What you will do :: The result should be every line of the listing that holds the word "this".

========================================

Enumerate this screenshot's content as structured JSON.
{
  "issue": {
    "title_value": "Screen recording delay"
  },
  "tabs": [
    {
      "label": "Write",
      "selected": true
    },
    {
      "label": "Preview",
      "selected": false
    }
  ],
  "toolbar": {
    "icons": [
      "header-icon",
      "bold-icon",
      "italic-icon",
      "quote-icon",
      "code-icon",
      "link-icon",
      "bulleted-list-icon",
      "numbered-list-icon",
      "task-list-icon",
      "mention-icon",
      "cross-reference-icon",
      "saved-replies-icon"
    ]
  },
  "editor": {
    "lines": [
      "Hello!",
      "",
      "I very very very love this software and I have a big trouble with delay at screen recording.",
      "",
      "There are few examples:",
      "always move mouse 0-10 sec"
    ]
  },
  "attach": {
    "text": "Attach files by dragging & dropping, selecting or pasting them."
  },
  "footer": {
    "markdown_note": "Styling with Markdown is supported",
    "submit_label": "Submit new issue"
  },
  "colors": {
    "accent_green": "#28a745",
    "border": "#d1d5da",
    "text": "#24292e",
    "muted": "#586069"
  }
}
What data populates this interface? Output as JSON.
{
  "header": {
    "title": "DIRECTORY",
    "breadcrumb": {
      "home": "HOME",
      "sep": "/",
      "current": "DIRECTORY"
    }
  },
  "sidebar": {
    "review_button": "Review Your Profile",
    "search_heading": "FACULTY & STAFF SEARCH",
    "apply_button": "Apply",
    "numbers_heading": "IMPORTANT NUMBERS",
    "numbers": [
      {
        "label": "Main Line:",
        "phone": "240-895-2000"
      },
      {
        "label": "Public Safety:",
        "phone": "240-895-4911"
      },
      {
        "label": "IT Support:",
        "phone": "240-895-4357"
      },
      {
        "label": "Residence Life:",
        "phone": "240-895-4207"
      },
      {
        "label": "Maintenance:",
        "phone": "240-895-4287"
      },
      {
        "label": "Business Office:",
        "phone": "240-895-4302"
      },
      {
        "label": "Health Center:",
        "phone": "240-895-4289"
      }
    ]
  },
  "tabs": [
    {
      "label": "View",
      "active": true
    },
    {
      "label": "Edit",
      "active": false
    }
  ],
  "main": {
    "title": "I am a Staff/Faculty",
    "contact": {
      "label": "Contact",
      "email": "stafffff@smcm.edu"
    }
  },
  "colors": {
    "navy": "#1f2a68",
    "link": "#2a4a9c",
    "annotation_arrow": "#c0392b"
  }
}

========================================

Exercise output ::
Enumerate this screenshot's content as structured JSON.
      "I very very very love this software and I have a big trouble with delay at screen recording.",
What data populates this interface? Output as JSON.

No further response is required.